In many cases, it is smokers' own ambivalence that limits their access to programs. A study conducted in southern California when the Helpline was funded to provide counseling only in San Diego County may illustrate this point. In response to calls from more than 700 Los Angeles smokers who said they were planning to quit within a month, the Helpline sent self-help materials and a directory of all the smoking cessation programs in the Los Angeles area. Five weeks later, the Helpline staff called them back and asked if they had attended any of the programs in the directory. Only 6.2% had done so. Given that the first time they called they had appeared motivated to get help to quit, the low rate at which they actually did so suggests that, as a group, they experienced

considerable ambivalence about using the available programs. It seems reasonable to suppose that many in the group found the idea of committing to a program—and thus of being obliged to take action to quit smoking—to be an uncomfortable prospect.17

To counteract this ambivalence and reduce the resulting attrition, the Helpline tested a proactive approach with its counseling clients. As part of a larger study, more than 3,000 smokers who said they were ready to quit within a week and who opted for telephone counseling were told by intake personnel that they would receive a packet of quitting materials in a few days, at which time they should call back to begin the counseling. Subjects were then randomized into two groups. Members of one group were left to call back as instructed; about 34.2% eventually did so and received counseling. In contrast, members of the other group were contacted directly by a counselor. In this group, 74.7% received counseling, demonstrating that a proactive approach to providing service can have a strong counteractive effect on clients' ambivalence.20


With respect to the population that uses the Helpline, two demographic dimensions deserve special attention. One is its ethnic diversity, and the other is the active participation of rural smokers.

Table 14.1 indicates the ethnic diversity of the population using the Helpline. As the table shows, the 1993 California Tobacco Survey (CTS) found that smokers of ethnic minority backgrounds were underrepresented among those who sought help in general to quit smoking. His-panic/Latino smokers, for example, accounted for 18.5% of the smokers in California but only 9.4% of those who sought help to quit. African-American smokers made up 7% of the state's smokers but only 4.3% of those who sought help. Asian-American smokers were likewise underrepresented (5% vs. 2.6%).

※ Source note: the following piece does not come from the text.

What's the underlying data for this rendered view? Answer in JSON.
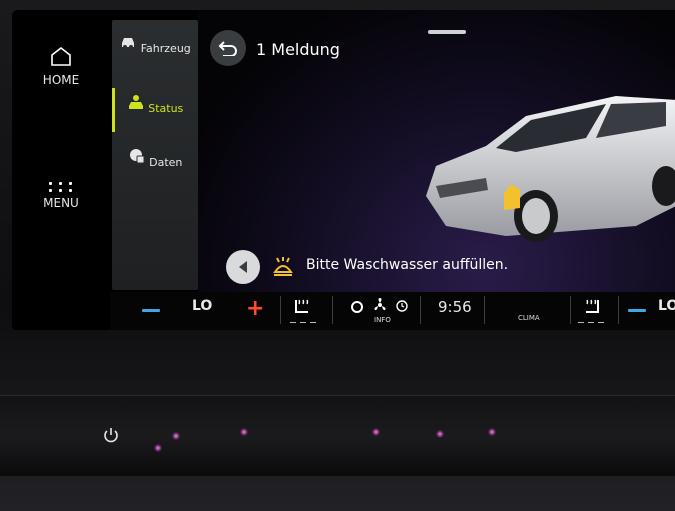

On the other hand, ethnic minority smokers were about as well represented among Helpline users as among smokers in general. Hispanic/Latino smokers accounted for 18.2% of Helpline users, a proportion approaching their representation among the state's smokers. African-American smokers were actually overrepresented among Helpline users (11.4% vs. 7%). Asian-American smokers were still underrepresented (2.6% vs. 5%). Taken as a group, however, smokers of ethnic minority

  Smokers in
1992–1993 (%)
Sought Help
≤12 Months
Prior to 1993
CTS (% [±95 CI])
Called the
(% [±95% CI]
NOTE: Because only adult smokers participated in the 1993 CTS, Helpline callers under 18 are excluded from this analysis. SOURCES: 1993 California Tobacco Survey and the California Smokers' Helpline. Adapted from Pierce et al. (1994 [8]) and Zhu et al. (1995 [16]).
N 4,078,306 3,425 39,903
White 67.4 78.9 (4.9) 62.3 (0.5)
Hispanic 18.5 9.4 (3.4) 18.2 (0.4)
Black 7.0 4.3 (3.0) 11.4 (0.3)
Asian 5.0 2.6 (1.9) 2.6 (0.2)
Others 2.0 4.8 (3.5) 5.4 (0.2)
backgrounds were better represented among Helpline users (37.6%) than among smokers seeking help in general (21.1%).

The fact that the Helpline's services are available in several languages, each with its own 1-800 number, contributes to its success in recruiting minority smokers. The high proportion of Hispanic callers, for example, is due largely to the Helpline's Spanish line. In fact, 71% of all Hispanic callers use that line. Conversely, the low percentage of Asian callers may be due in part to the relatively late addition of the Asian lines, 19 months after the English and Spanish lines.

Through targeted advertising an